RACINE -- President Donald Trump's administration announced Tuesday, September 5th it's phasing out the DACA (Deferred Action for Childhood Arrivals) program and leaving it to Congress to come up with an alternative. Groups of protesters gathered after the announcement was made, with some saying they're feeling frustrated and betrayed.
In downtown Racine, those who defend DACA said it is cruel to make deportation a possibility for those who've lived in the United States since they were kids. That includes Cendi Trujillo, who said she came to Milwaukee when she was two years old.
"I was raised there. I went to school there. I work there. I was involved in my community there. I play sports. Milwaukee is home. It's where I've been," said Trujillo.

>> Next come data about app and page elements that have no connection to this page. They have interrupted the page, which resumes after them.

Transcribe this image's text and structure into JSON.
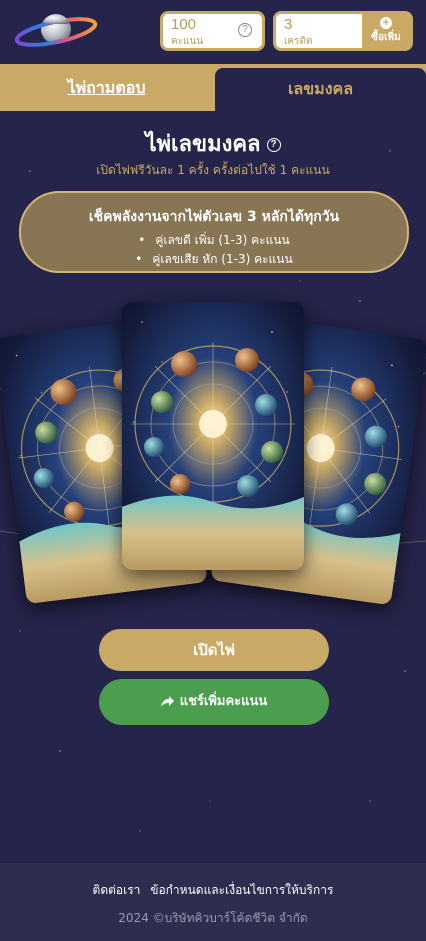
{
  "header": {
    "points": {
      "value": "100",
      "unit": "คะแนน",
      "help_icon": "question-circle-icon"
    },
    "credit": {
      "value": "3",
      "unit": "เครดิต"
    },
    "buy_button": {
      "label": "ซื้อเพิ่ม",
      "icon": "plus-circle-icon"
    }
  },
  "tabs": [
    {
      "label": "ไพ่ถามตอบ",
      "active": false
    },
    {
      "label": "เลขมงคล",
      "active": true
    }
  ],
  "main": {
    "title": "ไพ่เลขมงคล",
    "title_help": "?",
    "subtitle": "เปิดไพ่ฟรีวันละ 1 ครั้ง ครั้งต่อไปใช้ 1 คะแนน",
    "info": {
      "heading": "เช็คพลังงานจากไพ่ตัวเลข 3 หลักได้ทุกวัน",
      "items": [
        "คู่เลขดี เพิ่ม (1-3) คะแนน",
        "คู่เลขเสีย หัก (1-3) คะแนน"
      ]
    },
    "open_button": "เปิดไพ่",
    "share_button": "แชร์เพิ่มคะแนน"
  },
  "footer": {
    "contact": "ติดต่อเรา",
    "terms": "ข้อกำหนดและเงื่อนไขการให้บริการ",
    "copyright": "2024 ©บริษัทคิวบาร์โค้ดชีวิต จำกัด"
  },
  "colors": {
    "background": "#25244a",
    "gold": "#c9a966",
    "info_box": "#887554",
    "share_green": "#4a9e4e",
    "footer": "#2e2d4f"
  }
}
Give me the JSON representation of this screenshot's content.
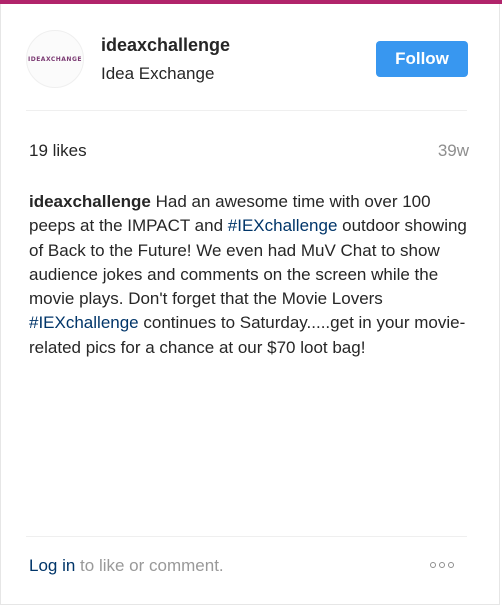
{
  "post": {
    "avatar_text": "IDEAXCHANGE",
    "username": "ideaxchallenge",
    "subtitle": "Idea Exchange",
    "follow_label": "Follow",
    "likes": "19 likes",
    "time": "39w",
    "caption": {
      "user": "ideaxchallenge",
      "text1": " Had an awesome time with over 100 peeps at the IMPACT and ",
      "hashtag1": "#IEXchallenge",
      "text2": " outdoor showing of Back to the Future! We even had MuV Chat to show audience jokes and comments on the screen while the movie plays. Don't forget that the Movie Lovers ",
      "hashtag2": "#IEXchallenge",
      "text3": " continues to Saturday.....get in your movie-related pics for a chance at our $70 loot bag!"
    },
    "login_link": "Log in",
    "comment_prompt": " to like or comment."
  },
  "colors": {
    "follow_button": "#3897f0",
    "link": "#003569",
    "top_strip": "#b1246b"
  }
}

In Washington Tuesday, Attorney General Jeff Sessions said the Trump administration is winding down the DACA program because it believes the Obama-era executive order would not hold up in court.
"The compassionate thing to do is end the lawlessness, enforce our laws, and if Congress chooses to make changes to those laws, to do so through the process set forth by our founders," said Sessions.
Any protection for the nearly 800,000 immigrants enrolled in DACA will have to come from Congress. In a statement, House Speaker Paul Ryan said: "It is my hope the House and Senate, with the president's leadership, will be able to find consensus on a permanent legislative solution that includes ensuring those who have done nothing wrong can still contribute as a valued part of this great country."
Immigration lawyer Jerry Grzeca said it was a busy Tuesday, and added, given past legislative efforts that fell short, he's not optimistic.
"There probably aren't enough Republicans in the Senate or the House that would agree to this type of what they consider to be amnesty legislation without concessions made on legal immigration and other aspects of immigration, including further enforcement like the border wall," said Grzeca. "And if they go in that direction where they seek concession, they’ll lose Democrats so it’s a lose-lose with dreamers caught in the middle."
In Racine, Valeria Ruiz Lira said she's still hopeful, but also hurt.
"I’m a human being. I don’t see myself as being any different from (those opposed to DACA). My blood is the same color as them," Ruiz Lira said. "I have bones. I have eyes. I have arms. I don’t know what makes me different from them."
The protesters in Racine ended a five-day hunger strike Tuesday.
On Tuesday evening, they marched to Speaker Ryan's Racine office to demand a legislative solution. Some said they cried when they heard the news about DACA Tuesday.
Some who were too young to remember their journey to the United States rallies in support of so-called "dreamers" Tuesday evening. A large crowd gathered in downtown Racine.
"I don't know what the word is to describe now that I've been here for 18 years and they want to send me back," Ruiz Lira said.
Ruiz Lira was brought to Racine from Mexico by her parents when she was three. She excelled in school and has become an advocate for immigrant rights.
"Now they are saying that my grades, my conduct doesn't matter because I am still seen as a threat," Ruiz Lira said.
She and others marched Tuesday in support of the program that promised children of illegal immigrants the right to stay in the United States.
Rogelio Regis of Milwaukee said he doesn't remember his journey to the U.S. from Mexico.
"My parents just told me we came here for vacation and ended up staying here," Regis said.
The college student now fears he may one day be deported to a country he doesn't know.
"I cried when I heard," Regis said.
DACA was created following a stalemate in Congress on illegal immigration. Then-President Barack Obama created the program using an executive order, a power the Trump administration says the president did not possess.
"The executive branch sought to achieve what the legislative branch specifically refused to authorize on multiple occasions," AG Sessions said Tuesday.
The Trump administration says it'll dismantle the program slowly, allowing Congress more time to pass immigration reform.
"It's not our fault we were brought here. Hopefully we will fight for our lives and get something passed," Ruiz Lira said.
The group marched for more than an hour throughout downtown Racine.